§ **EXERCISE INSTRUCTIONS**
Please copy each line from the entries that contains the string "this".

(Records contained in a dataset)
========

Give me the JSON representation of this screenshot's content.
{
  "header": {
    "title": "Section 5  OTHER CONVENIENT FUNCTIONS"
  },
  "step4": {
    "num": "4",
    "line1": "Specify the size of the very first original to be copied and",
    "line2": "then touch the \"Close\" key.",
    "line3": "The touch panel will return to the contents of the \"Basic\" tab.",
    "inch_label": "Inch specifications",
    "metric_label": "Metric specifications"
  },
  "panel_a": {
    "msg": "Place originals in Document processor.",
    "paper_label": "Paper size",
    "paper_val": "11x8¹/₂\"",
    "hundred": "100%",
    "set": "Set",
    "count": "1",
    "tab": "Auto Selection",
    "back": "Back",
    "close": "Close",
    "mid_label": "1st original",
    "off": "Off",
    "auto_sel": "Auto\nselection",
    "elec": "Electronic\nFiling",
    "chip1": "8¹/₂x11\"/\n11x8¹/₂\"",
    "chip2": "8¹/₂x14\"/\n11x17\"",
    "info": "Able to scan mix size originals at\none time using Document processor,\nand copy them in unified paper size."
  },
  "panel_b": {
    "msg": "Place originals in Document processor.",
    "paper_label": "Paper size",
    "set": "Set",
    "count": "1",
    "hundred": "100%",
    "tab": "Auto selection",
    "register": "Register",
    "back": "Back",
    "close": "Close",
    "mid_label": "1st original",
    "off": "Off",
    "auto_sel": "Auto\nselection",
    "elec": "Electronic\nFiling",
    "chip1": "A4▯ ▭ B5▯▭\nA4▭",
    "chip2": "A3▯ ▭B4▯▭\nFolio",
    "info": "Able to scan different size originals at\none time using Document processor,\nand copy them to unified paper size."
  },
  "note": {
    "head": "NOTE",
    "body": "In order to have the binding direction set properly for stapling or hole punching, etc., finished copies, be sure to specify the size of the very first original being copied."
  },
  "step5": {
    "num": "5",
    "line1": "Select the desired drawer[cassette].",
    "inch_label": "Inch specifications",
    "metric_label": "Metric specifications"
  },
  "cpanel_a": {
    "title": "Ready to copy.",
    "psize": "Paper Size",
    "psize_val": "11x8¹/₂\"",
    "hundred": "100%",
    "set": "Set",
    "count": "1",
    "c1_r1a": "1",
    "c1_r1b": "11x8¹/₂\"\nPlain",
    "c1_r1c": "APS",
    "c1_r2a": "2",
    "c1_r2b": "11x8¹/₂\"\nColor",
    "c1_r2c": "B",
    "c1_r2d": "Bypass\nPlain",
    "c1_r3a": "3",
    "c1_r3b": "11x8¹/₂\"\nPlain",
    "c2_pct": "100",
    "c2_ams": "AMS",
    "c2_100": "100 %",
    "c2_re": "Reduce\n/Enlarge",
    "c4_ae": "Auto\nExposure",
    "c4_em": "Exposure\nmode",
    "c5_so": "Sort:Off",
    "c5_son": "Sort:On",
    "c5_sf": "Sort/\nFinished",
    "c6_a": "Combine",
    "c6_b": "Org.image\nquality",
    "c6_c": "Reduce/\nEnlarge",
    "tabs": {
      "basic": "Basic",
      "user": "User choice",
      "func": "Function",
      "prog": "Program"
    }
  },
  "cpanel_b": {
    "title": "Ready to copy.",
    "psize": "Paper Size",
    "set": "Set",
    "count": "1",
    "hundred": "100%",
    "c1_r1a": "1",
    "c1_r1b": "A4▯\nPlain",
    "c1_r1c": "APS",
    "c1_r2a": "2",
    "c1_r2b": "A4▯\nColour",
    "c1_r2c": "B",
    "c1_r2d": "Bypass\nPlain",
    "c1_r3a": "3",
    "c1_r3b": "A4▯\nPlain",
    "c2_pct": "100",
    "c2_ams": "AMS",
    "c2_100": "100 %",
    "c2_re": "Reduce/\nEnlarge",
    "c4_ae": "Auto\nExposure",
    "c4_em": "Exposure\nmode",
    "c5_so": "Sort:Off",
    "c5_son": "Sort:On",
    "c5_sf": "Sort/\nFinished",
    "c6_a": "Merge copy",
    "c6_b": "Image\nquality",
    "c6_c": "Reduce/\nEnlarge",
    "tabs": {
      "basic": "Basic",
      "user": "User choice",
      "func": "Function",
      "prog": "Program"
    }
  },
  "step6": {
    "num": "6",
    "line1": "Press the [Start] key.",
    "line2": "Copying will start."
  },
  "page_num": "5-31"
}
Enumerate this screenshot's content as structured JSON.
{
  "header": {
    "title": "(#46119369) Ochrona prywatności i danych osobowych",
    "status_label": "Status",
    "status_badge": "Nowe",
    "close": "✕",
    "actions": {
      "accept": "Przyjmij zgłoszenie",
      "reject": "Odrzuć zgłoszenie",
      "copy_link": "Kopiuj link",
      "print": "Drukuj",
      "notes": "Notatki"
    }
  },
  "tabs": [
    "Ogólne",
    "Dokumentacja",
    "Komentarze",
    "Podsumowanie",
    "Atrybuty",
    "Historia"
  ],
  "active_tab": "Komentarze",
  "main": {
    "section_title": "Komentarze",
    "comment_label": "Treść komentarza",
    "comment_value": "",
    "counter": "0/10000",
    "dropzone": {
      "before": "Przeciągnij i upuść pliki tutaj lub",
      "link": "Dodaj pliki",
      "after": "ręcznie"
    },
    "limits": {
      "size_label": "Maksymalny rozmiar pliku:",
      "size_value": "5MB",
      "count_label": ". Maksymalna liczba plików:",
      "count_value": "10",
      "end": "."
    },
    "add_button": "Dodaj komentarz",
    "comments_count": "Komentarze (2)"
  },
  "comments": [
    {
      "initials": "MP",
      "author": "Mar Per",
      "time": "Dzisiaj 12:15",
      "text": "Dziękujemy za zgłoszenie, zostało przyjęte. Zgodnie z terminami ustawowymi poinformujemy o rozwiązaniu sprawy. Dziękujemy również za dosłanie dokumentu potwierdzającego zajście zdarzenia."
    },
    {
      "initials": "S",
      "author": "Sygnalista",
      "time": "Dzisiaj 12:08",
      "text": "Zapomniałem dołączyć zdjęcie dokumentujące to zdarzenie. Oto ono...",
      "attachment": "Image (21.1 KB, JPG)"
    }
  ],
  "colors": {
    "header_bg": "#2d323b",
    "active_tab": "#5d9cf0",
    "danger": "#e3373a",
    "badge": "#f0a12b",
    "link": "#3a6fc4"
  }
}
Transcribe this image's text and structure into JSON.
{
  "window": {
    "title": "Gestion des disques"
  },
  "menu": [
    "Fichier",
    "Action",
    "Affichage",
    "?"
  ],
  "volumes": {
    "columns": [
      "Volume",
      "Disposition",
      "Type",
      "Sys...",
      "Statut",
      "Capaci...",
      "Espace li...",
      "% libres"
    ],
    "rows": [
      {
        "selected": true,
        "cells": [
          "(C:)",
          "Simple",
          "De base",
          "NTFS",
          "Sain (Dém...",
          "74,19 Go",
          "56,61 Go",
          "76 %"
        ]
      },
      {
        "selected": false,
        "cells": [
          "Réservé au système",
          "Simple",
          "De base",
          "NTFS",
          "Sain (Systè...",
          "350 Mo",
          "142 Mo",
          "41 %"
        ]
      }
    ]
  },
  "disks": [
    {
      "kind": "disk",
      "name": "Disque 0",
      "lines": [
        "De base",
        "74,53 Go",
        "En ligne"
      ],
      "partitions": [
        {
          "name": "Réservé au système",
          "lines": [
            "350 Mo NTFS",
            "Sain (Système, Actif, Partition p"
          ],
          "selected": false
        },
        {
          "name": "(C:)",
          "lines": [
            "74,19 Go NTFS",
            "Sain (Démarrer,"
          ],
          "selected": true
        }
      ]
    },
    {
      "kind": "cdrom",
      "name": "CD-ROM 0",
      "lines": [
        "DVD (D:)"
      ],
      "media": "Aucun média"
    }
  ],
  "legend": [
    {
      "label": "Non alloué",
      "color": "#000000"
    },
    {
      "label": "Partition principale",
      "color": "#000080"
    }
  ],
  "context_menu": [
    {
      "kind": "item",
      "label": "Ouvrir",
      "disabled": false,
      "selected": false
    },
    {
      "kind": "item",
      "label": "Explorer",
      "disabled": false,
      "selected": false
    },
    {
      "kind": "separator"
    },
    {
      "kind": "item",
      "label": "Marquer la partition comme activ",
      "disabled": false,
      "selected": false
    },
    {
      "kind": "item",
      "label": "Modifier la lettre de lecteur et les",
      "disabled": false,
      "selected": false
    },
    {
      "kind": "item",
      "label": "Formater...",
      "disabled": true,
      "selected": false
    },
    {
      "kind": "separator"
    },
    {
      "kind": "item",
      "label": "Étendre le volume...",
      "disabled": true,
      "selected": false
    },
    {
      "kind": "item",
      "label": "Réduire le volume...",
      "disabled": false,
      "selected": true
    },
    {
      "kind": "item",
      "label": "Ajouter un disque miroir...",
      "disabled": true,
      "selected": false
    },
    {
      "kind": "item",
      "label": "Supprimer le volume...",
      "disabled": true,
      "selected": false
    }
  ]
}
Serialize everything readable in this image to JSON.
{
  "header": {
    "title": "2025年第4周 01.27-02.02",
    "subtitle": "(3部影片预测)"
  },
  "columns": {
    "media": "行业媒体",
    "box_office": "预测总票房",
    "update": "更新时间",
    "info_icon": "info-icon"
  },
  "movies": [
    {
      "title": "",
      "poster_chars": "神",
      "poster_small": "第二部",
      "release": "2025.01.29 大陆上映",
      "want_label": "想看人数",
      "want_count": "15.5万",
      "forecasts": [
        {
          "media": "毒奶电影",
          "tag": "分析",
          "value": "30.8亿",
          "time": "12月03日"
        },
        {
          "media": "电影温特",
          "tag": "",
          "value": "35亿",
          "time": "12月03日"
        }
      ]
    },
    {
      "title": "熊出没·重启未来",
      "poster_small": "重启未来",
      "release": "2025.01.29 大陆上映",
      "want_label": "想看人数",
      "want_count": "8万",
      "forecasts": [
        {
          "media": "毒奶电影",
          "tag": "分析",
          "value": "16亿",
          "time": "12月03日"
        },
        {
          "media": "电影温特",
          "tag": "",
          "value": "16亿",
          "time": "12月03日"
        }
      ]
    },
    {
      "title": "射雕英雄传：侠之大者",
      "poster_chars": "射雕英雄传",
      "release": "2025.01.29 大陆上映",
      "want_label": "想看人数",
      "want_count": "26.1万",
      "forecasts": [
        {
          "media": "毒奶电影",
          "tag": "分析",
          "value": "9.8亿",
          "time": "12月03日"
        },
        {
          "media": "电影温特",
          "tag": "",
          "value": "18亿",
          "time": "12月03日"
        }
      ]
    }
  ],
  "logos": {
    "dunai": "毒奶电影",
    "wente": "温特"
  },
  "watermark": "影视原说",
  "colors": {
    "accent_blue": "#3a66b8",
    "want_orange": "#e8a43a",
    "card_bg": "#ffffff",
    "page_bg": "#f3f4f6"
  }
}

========

§ **YOUR RESPONSE**
Give me the JSON representation of this screenshot's content.
Enumerate this screenshot's content as structured JSON.
Transcribe this image's text and structure into JSON.
Serialize everything readable in this image to JSON.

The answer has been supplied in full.